Construction on the main public parking lot began in May 2013, kicking off a three-phase installation expected to be completed in 2-3 years. Work has already begun on phase 2 in the remaining 7 acres of the parking area.
Tucson joins Chicago’s Midway as another major airport going green with Kyocera. Midway’s Quick Turn Around rental car washing and refueling facility was outfitted with Kyocera photovoltaic solar modules in October 2013.
To learn more about Kyocera Solar Solutions for both residential and commercial projects, please contact firstname.lastname@example.org or 800-223-9580.
BOULDER, COLO. – (October 15, 2013) Three new community-owned solar PV facilities by community solar pioneer Clean Energy Collective (CEC) began delivering power to ratepayers in Colorado this week, bringing to 10 the number of shared utility-scale arrays operating in the state. An additional 10 facilities, about 5 MW, are in the development pipeline for Colorado.
The resort town of Breckenridge, Colo. is now host to two 500 kW community-owned solar facilities that will serve Xcel Energy customers in Summit County. Both systems were sold out before construction was complete. A 400 kW community-owned system perched on a former Air Force hangar is also now delivering clean power to Denver County ratepayers. Combined with the 106 kW original array on the historic Hangar 2 building, this creates the nation’s largest building integrated PV (BIPV) installation at over 500 kW.
Introduced in 2010, CEC’s community-owned solar model (COS) was designed to provide every ratepayer in a utility territory the opportunity to purchase individual solar panels in a shared, locally-sited, utility-scale array. This innovation opens up solar PV ownership to renters, people in multi-dwelling buildings, properties with poor solar exposure, and individuals of all income levels. Because they are sited and maintained for maximum production, utility-scale facilities provide more energy for longer than smaller, individual systems, allowing for a faster and greater financial return.
“Our model is not supplanting people who want to and can put solar on their house, but rather opening the market to the other 75% of electric users who have until now faced insurmountable barriers,” said CEC founder Paul Spencer.

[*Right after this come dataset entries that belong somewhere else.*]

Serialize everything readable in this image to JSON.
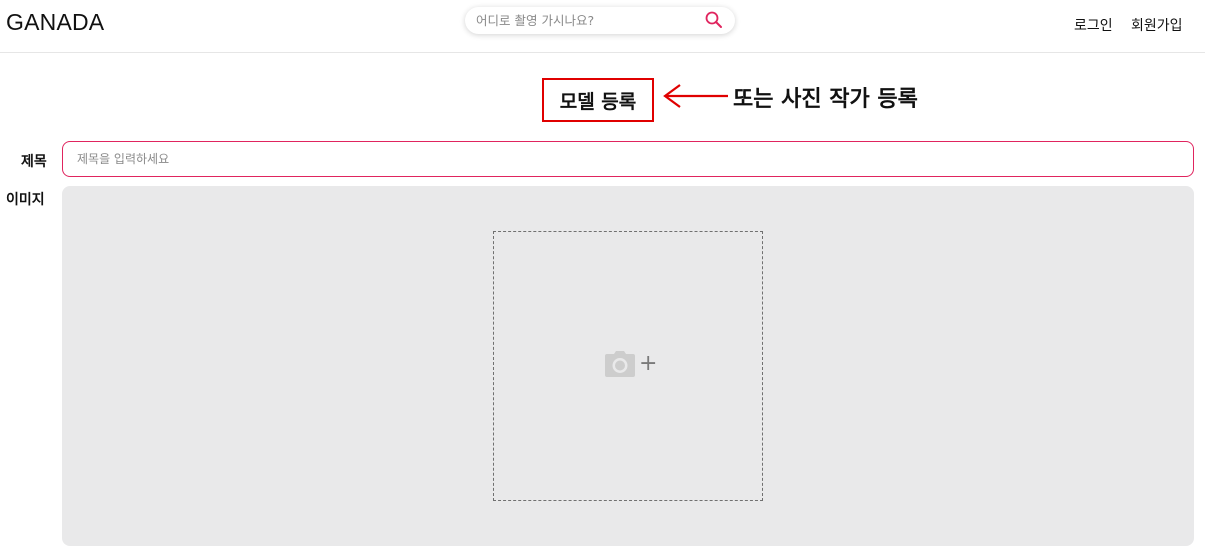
{
  "header": {
    "logo": "GANADA",
    "search": {
      "placeholder": "어디로 촬영 가시나요?"
    },
    "nav": {
      "login": "로그인",
      "signup": "회원가입"
    }
  },
  "main": {
    "page_title": "모델 등록",
    "annotation": "또는 사진 작가 등록",
    "form": {
      "title_label": "제목",
      "title_placeholder": "제목을 입력하세요",
      "title_value": "",
      "image_label": "이미지",
      "upload_plus": "+"
    }
  },
  "colors": {
    "accent": "#e0245e",
    "annotation_red": "#e00000",
    "panel_bg": "#e9e9ea"
  },
  "icons": {
    "search": "search-icon",
    "camera": "camera-icon",
    "arrow": "arrow-left-icon"
  }
}
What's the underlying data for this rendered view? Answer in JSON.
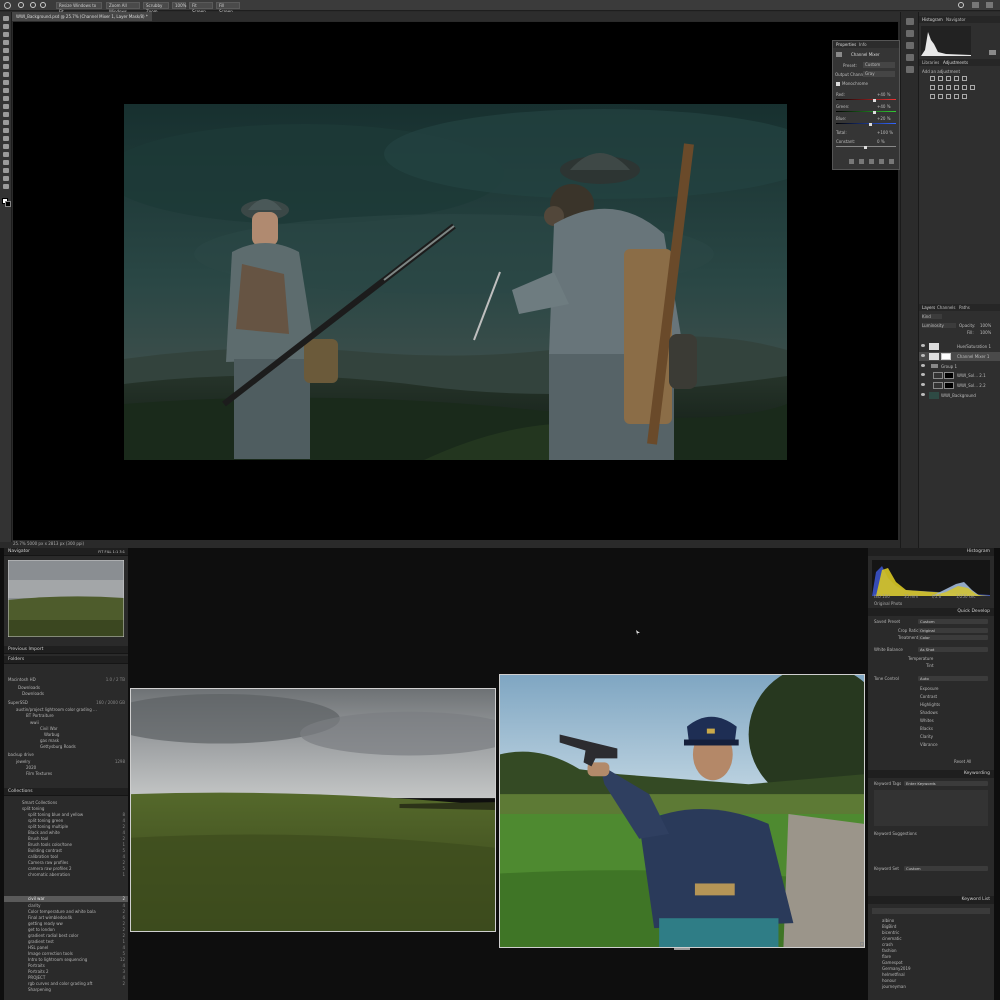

While community solar makes PV energy available to everyone on the grid, real traction for rapid deployment has come from its broad appeal for utilities. Large IOU’s, municipal utilities, and rural cooperatives can add solar to their mix with a turn-key solution. It provides in-network, reliable, utility-scale clean energy generation at reasonable power rates that applies nicely to RPS requirements without capital outlay or responsibility for monitoring, customer administration, operations and maintenance.
CEC has partnered with six utilities so far in Colorado, including 11 facilities rewarded through Xcel Energy’s Solar*Rewards Communities program. Once complete, access to solar ownership will be available to more than 95% of Colorado ratepayers. CEC has also installed the state’s first community-owned solar gardens for New Mexico, Minnesota, and Vermont, and has topped $40 million in facility developments.
“CEC has cracked the code, opening a consumer solar market that is four-times larger than the onsite solar marketplace as we have traditionally known it,” said Nikhil Garg, Vice President of Black Coral Capital, a Boston-based investment firm focused on cleantech and alternative energy.
About Clean Energy Collective (CEC)
Colorado-based Clean Energy Collective is a developer of community-based renewable energy facilities and a national leader in community power generation. CEC pioneered the model of delivering clean power-generation through utility-scale facilities that are collectively owned by participating utility customers, establishing the first community-owned solar garden in the country near El Jebel, Colorado. Today, CEC has 23 community-owned facilities online or in development, representing more than 10 MW of community-sited clean energy.